Lines from the material below that hold the string "with" are what is needed; copy each of them.

Exercise input>
• • • •

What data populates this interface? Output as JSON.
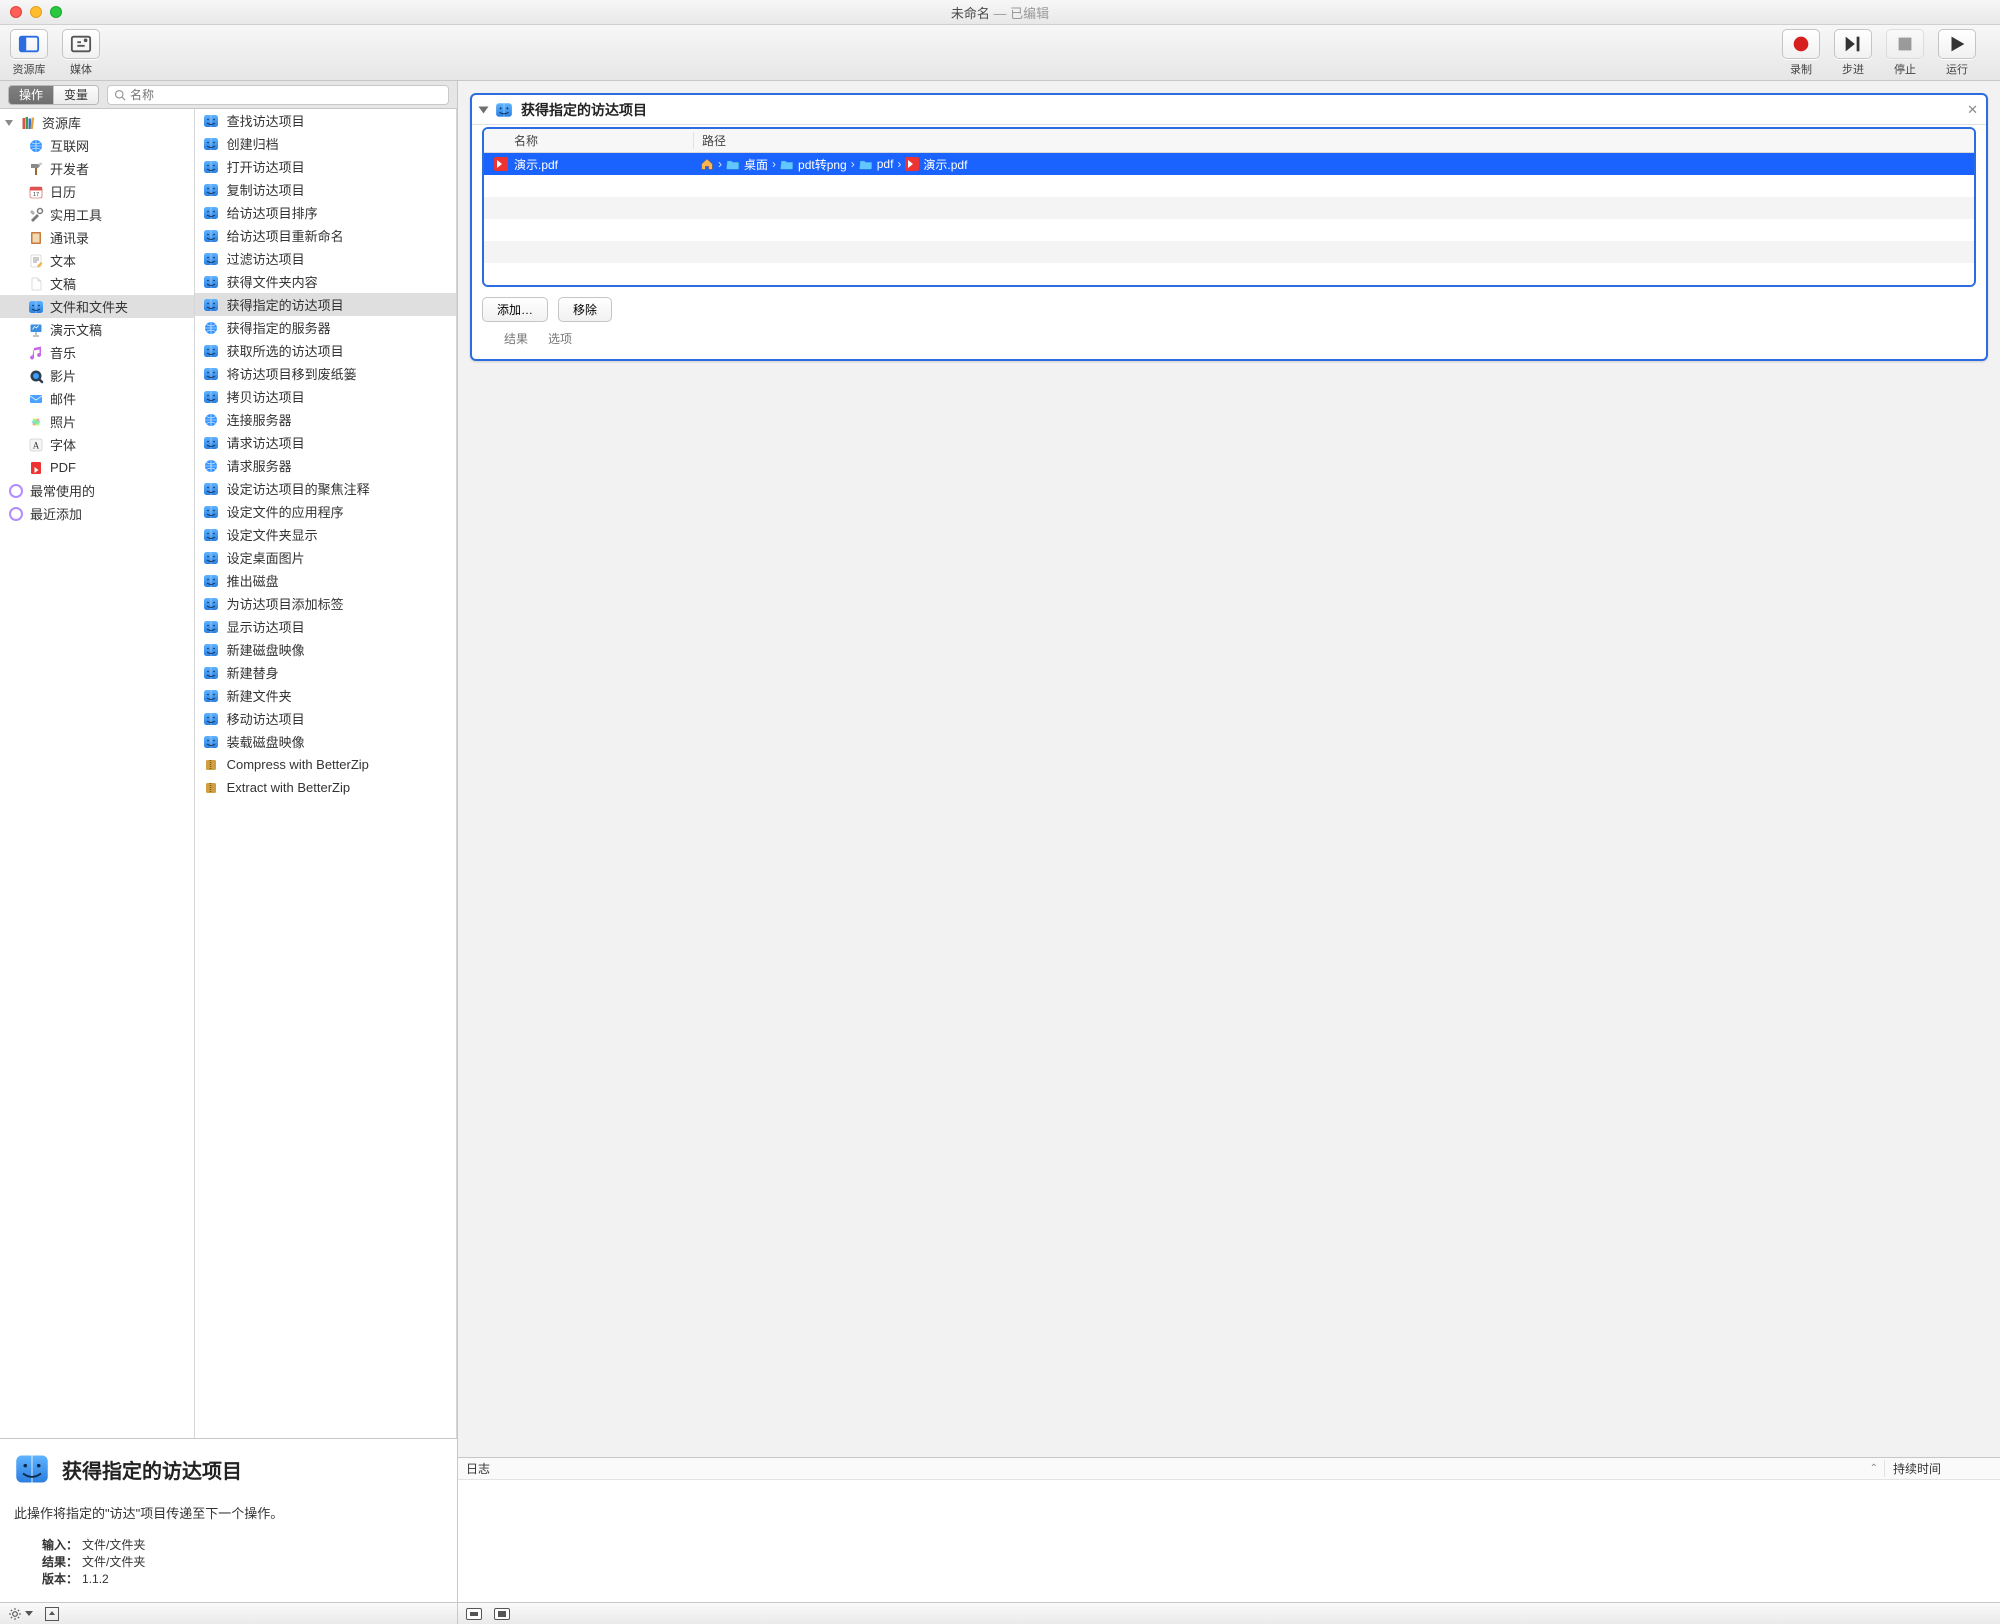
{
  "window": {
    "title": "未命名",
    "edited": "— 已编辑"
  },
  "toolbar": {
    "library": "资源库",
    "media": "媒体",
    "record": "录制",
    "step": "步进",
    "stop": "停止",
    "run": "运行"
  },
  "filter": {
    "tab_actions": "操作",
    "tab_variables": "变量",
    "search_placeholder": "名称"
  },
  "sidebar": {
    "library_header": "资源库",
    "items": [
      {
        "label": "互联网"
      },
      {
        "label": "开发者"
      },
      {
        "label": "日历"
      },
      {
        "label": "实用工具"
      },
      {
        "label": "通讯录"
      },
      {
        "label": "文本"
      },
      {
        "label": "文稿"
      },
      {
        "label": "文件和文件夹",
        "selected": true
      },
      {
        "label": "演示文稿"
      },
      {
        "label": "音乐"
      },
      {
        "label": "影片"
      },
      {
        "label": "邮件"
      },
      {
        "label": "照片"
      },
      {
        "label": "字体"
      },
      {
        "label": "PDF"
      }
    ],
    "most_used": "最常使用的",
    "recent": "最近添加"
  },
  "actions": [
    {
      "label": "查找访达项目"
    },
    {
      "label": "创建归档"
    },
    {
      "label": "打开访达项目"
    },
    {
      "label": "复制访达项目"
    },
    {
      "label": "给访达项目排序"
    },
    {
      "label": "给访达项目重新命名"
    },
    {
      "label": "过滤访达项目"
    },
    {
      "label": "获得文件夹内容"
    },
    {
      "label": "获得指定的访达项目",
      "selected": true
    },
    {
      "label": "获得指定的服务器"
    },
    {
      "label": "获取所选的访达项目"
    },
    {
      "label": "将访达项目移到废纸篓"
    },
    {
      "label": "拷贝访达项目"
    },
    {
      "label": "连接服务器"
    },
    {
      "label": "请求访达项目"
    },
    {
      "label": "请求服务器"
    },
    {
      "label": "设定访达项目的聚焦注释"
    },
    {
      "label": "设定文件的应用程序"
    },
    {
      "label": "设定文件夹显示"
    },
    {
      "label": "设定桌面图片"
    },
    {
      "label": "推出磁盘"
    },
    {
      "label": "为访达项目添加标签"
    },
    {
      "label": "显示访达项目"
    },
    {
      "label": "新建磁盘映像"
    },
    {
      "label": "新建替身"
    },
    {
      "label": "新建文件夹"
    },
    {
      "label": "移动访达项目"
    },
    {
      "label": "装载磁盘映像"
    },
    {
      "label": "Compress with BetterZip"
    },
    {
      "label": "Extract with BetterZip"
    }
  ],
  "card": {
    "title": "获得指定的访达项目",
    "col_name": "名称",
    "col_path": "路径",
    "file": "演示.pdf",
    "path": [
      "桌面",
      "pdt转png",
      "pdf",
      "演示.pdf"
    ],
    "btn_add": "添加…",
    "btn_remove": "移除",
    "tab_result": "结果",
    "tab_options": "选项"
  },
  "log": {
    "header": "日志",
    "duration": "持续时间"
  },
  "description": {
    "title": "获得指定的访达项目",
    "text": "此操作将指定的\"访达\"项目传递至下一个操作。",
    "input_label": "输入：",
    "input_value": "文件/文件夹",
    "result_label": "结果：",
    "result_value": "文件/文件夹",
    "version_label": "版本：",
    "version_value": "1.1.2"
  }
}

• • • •

Result for this task>
      "label": "Compress with BetterZip"
      "label": "Extract with BetterZip"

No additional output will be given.